Ness Ziona, Israel June 27, 2017 – Mitoconix Bio Ltd., a biopharmaceutical company focused on therapies for neurological diseases, announced today that it has secured a $20 million round of Series A funding. The round was led by Remiges Ventures with participation from OrbiMed, Dementia Discovery Fund, Arix Bioscience, RMGP Bio-Pharma investment Fund and others. The proceeds will be used to advance Mitoconix Bio’s lead product for the treatment of Huntington’s disease through preclinical and clinical development and to expand its therapeutic pipeline to treat additional neurodegenerative disorders by improving mitochondrial function.
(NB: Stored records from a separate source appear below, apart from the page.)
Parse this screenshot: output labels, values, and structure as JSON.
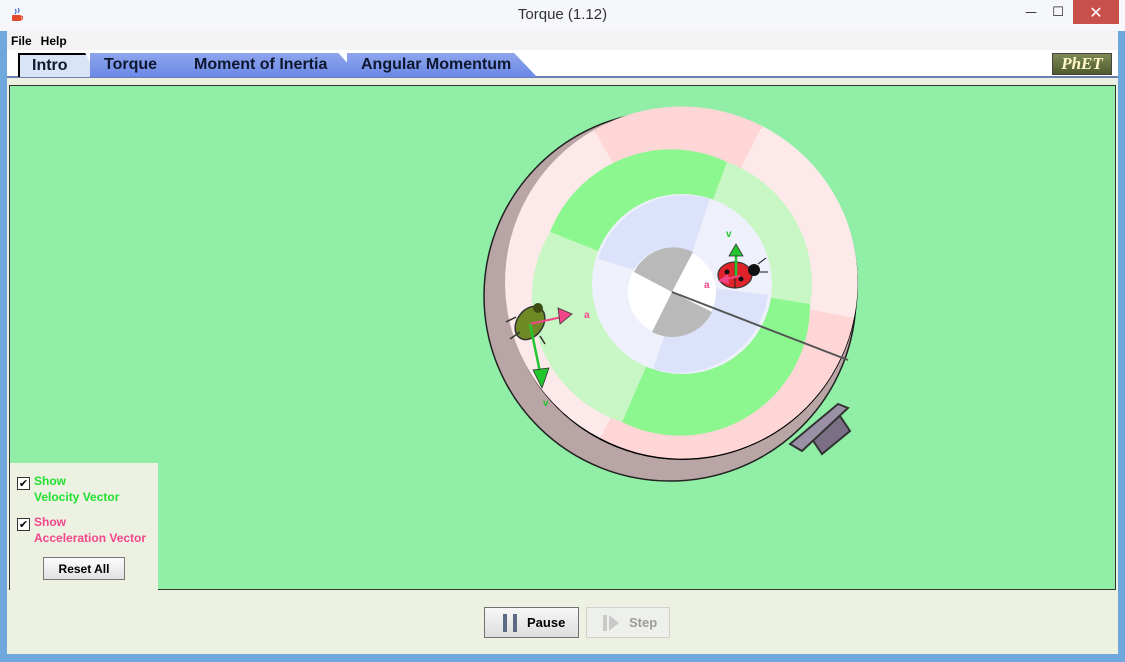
{
  "window": {
    "title": "Torque (1.12)",
    "close_glyph": "✕",
    "minimize_glyph": "—",
    "maximize_glyph": "☐"
  },
  "menu": [
    "File",
    "Help"
  ],
  "tabs": [
    {
      "label": "Intro",
      "active": true
    },
    {
      "label": "Torque",
      "active": false
    },
    {
      "label": "Moment of Inertia",
      "active": false
    },
    {
      "label": "Angular Momentum",
      "active": false
    }
  ],
  "logo_text": "PhET",
  "scene": {
    "velocity_label": "v",
    "acceleration_label": "a",
    "velocity_color": "#22c52e",
    "acceleration_color": "#f2458a",
    "background_color": "#90eea6"
  },
  "controls": {
    "show_velocity": {
      "line1": "Show",
      "line2": "Velocity Vector",
      "checked": true
    },
    "show_acceleration": {
      "line1": "Show",
      "line2": "Acceleration Vector",
      "checked": true
    },
    "reset_label": "Reset All"
  },
  "playback": {
    "pause_label": "Pause",
    "step_label": "Step",
    "step_enabled": false
  },
  "icons": {
    "app": "java-cup-icon",
    "check": "✔"
  }
}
“We are very excited to complete our financing round with a leading group of investors that recognize the transformative potential of Mitoconix Bio’s technology for the treatment of neurodegenerative diseases,” said Dr. Eyal Neria, CEO of Mitoconix Bio. “The great need for medicines to slow or arrest progression of neurodegenerative diseases motivates us to rapidly advance our lead product to clinical development and to create a pipeline of therapies for these devastating diseases.”Mitoconix Bio is pioneering a disease-modifying strategy of improving mitochondrial functions for treating neurodegenerative diseases. Mitochondria are the energy-generating organelles within cells, and their proper function is critical for human health. Excessive mitochondrial fragmentation resulting in small and dysfunctional mitochondria is a central pathological process in human diseases and specifically neurodegeneration[i]. Mitoconix Bio’s lead product MTC-1203, is a first-in-class selective inhibitor of excessive mitochondrial division for treating Huntington’s disease and other neurodegenerative disorders. MTC-1203 has demonstrated efficacy in mouse models of Huntington’s and Parkinson’s diseases.Established in August 2016 in the FutuRx incubator, Mitoconix Bio’s program is based on the breakthrough scientific discoveries of its founder Daria Mochly-Rosen, The George D. Smith Professor in Translational Medicine at Stanford University, School of Medicine, and her team. The Stanford team has identified the molecular-based pathological interactions leading to excess mitochondrial fission and based on that identified pharmacological inhibitors of excess fission[ii]. Mitoconix exclusively licensed the technology from Stanford University.Taro Inaba, Founder and Managing Partner of Remiges Ventures, said, “Mitoconix Bio offers a disruptive approach of improving mitochondrial health for treating neurodegenerative diseases, which is based on the breakthrough discoveries of Prof. Mochly-Rosen. We are extremely excited to lead Mitoconix Bio’s Series A round that provides sufficient funds to bring its lead product to the clinic, aiming to be a first-in-class disease-modifying therapeutic for treating neurodegenerative diseases including Huntington’s disease.”Dr. Einat Zisman, FutuRx CEO, said, “This is the second successful series A round of a FutuRx portfolio company this year. This investment validates the quality of the technologies that are selected and effectively incubated by FutuRx, resulting in portfolio companies that are attractive to global biopharma investors.” Anya Eldan, General Manager, Start-Up Division, Israel Innovation Authority, added, “The Israel Innovation Authority Biotech Incubator program brings together experienced investors and management teams. Government support reduces the risk and enables establishment of innovative early stage ventures such as Mitoconix.”About Neurodegenerative diseases and Huntington’s diseaseNeurodegenerative diseases are a group of brain disorders characterized by progressive and irreversible neuronal damage and loss, including Alzheimer’s, Parkinson’s and Huntington’s diseases. Neurodegenerative disease symptoms are diverse, but generally include decline in movement capabilities and mental abilities. Huntington’s disease is a fatal genetic disorder that causes a progressive loss of nerve cells in the brain, leading to physical and mental deterioration. Growing evidence links neurodegeneration to mitochondrial dysfunction and specifically to excessive mitochondrial division, also known as mitochondrial fission.[i] Archer, S. L. (2013) ‘Mitochondrial Dynamics — Mitochondrial Fission and Fusion in Human Diseases’, New England Journal of Medicine 369 pp. 2236–2251.[ii] Guo, X., Disatnik, M.-H., Monbureau, M., Shamloo, M., Mochly-Rosen, D. and Qi, X. (2013) ‘Inhibition of mitochondrial fragmentation diminishes Huntington’s disease-associated neurodegeneration.’, The Journal of clinical investigation. 123, pp. 5371–88.